This link is to a New York Times piece by a freelance writer who regularly covers criminal justice:
On Parole, Staying Free Means Staying Clean and Sober
Indeed it does – at least, in the sense of coming up clean on random urine and breath tests. Those are not perfect indicators, of course, as anyone who has successfully cheated on one already knows. But at present, it’s the best available evidence, and judges will accept it.
The criminal justice system is preoccupied with recidivism. Too many offenders, released from incarceration, return at some point, if not for a new offense, for violating the terms of release around an older one. It encourages a revolving door and that’s a source of frustration for police, prosecutors, judges, jail staff, and the taxpayers.
Offenders aren’t any too pleased, either.

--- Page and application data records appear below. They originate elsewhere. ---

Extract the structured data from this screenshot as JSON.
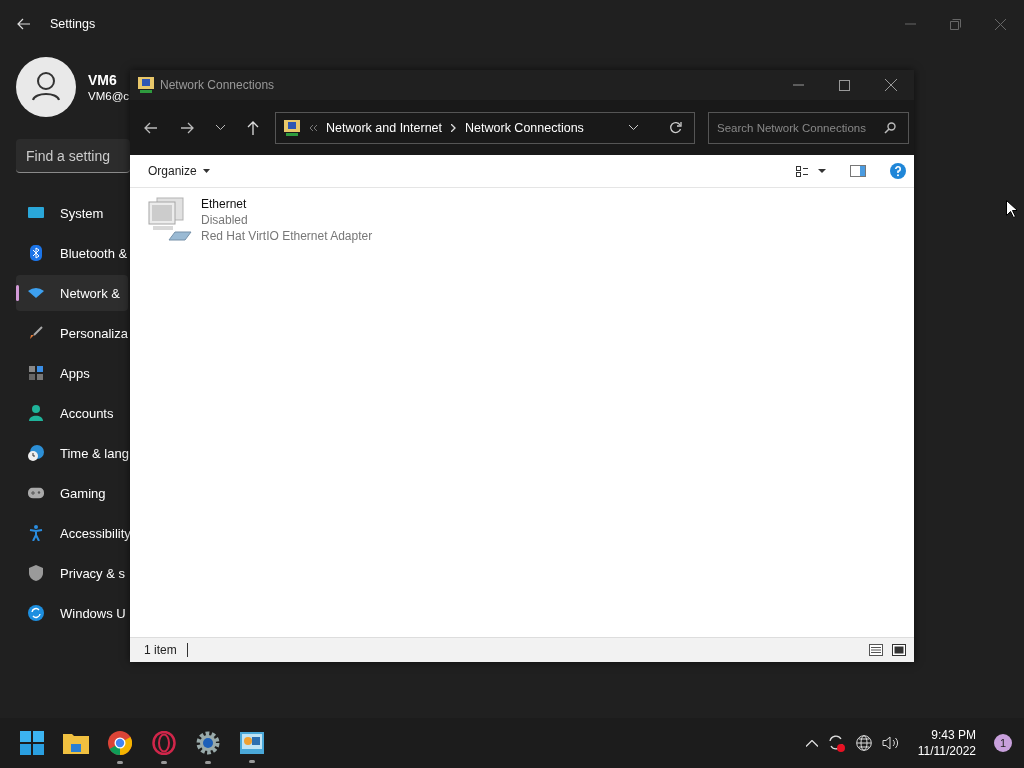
{
  "settings": {
    "title": "Settings",
    "profile": {
      "name": "VM6",
      "email": "VM6@c"
    },
    "search": {
      "placeholder": "Find a setting"
    },
    "nav": [
      {
        "label": "System",
        "selected": false
      },
      {
        "label": "Bluetooth &",
        "selected": false
      },
      {
        "label": "Network &",
        "selected": true
      },
      {
        "label": "Personaliza",
        "selected": false
      },
      {
        "label": "Apps",
        "selected": false
      },
      {
        "label": "Accounts",
        "selected": false
      },
      {
        "label": "Time & lang",
        "selected": false
      },
      {
        "label": "Gaming",
        "selected": false
      },
      {
        "label": "Accessibility",
        "selected": false
      },
      {
        "label": "Privacy & s",
        "selected": false
      },
      {
        "label": "Windows U",
        "selected": false
      }
    ]
  },
  "explorer": {
    "title": "Network Connections",
    "address": {
      "crumbs": [
        "Network and Internet",
        "Network Connections"
      ]
    },
    "search": {
      "placeholder": "Search Network Connections"
    },
    "organize": "Organize",
    "items": [
      {
        "name": "Ethernet",
        "status": "Disabled",
        "device": "Red Hat VirtIO Ethernet Adapter",
        "disabled": true
      }
    ],
    "status_bar": {
      "count": "1 item"
    }
  },
  "taskbar": {
    "apps": [
      {
        "kind": "start",
        "running": false
      },
      {
        "kind": "folder",
        "running": false
      },
      {
        "kind": "browser",
        "running": true
      },
      {
        "kind": "ring",
        "running": true
      },
      {
        "kind": "gear",
        "running": true
      },
      {
        "kind": "netapp",
        "running": true
      }
    ],
    "time": "9:43 PM",
    "date": "11/11/2022",
    "notifications": "1"
  }
}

There are obvious downsides to locking people up if alternatives are available.
- Incarceration is costly– $100 a day or more in many areas.
- It creates a hardship for families and dependents, who can find themselves struggling without the income from a working parent. Jailing a nonviolent offender is often said to be more punishment for the offender’s family than for the offender. That includes missed child support payments.
- Nonviolent offenders, it’s argued, take up valuable bed space that could be used to house violent offenders. When we read about someone released from jail prematurely, this is sometimes the reason. They needed the bed.
That means there are natural incentives to find other options instead of incarceration. The Times article describes one, a New Jersey project titled ‘Swift, Certain, and Fair’. It makes use of a blended team of monitors, counselors, and peer support workers, resembling a ‘wraparound’ model rather than the traditional PO overloaded with cases. Team approaches such as this can produce superior outcomes that easily offset their cost.
There’s a saying: if you want something done quickly, assign it to an individual. If you want something done well, assign it to a group.
About imposing consequences, a principal role of the Courts: the key is to be prompt. Delays, often built into the criminal justice system, significantly reduce the impact of punishment. And the severity of the punishment turns out to be less important than simply getting it done in a timely fashion.
I read about a case in Minnesota where the offender, a former police officer, was finally sentenced to a prison term. Six years after the crime.
When it comes to evaluating the effectiveness of alternative programs, things can get tricky. Even recidivists may have made substantial tangible gains from participation in the alternative program. Productive employment, education, family stability and support, access to health care (including mental health), along with significant reduction in criminal activity. Nonetheless, they still show up as ‘failures’ on outcome reports that focus only on return to incarceration. Expand them to include other, broader measures, and the results suddenly look a whole lot better than sitting in a jail cell.
And that translates to money saved for the public purse. Funds that could be used elsewhere for other needs — just ask an economist.
So don’t forget, if you’re trying to win a grant or seek funding for an alternative program, make sure to ask how they plan to keep score.
Let’s face it: there will always be opposition from those who believe that incarceration is the only correct solution, regardless of evidence to the contrary. If we allow them to dictate terms, results are likely to turn out in favor of their biases.
Funny how that happens.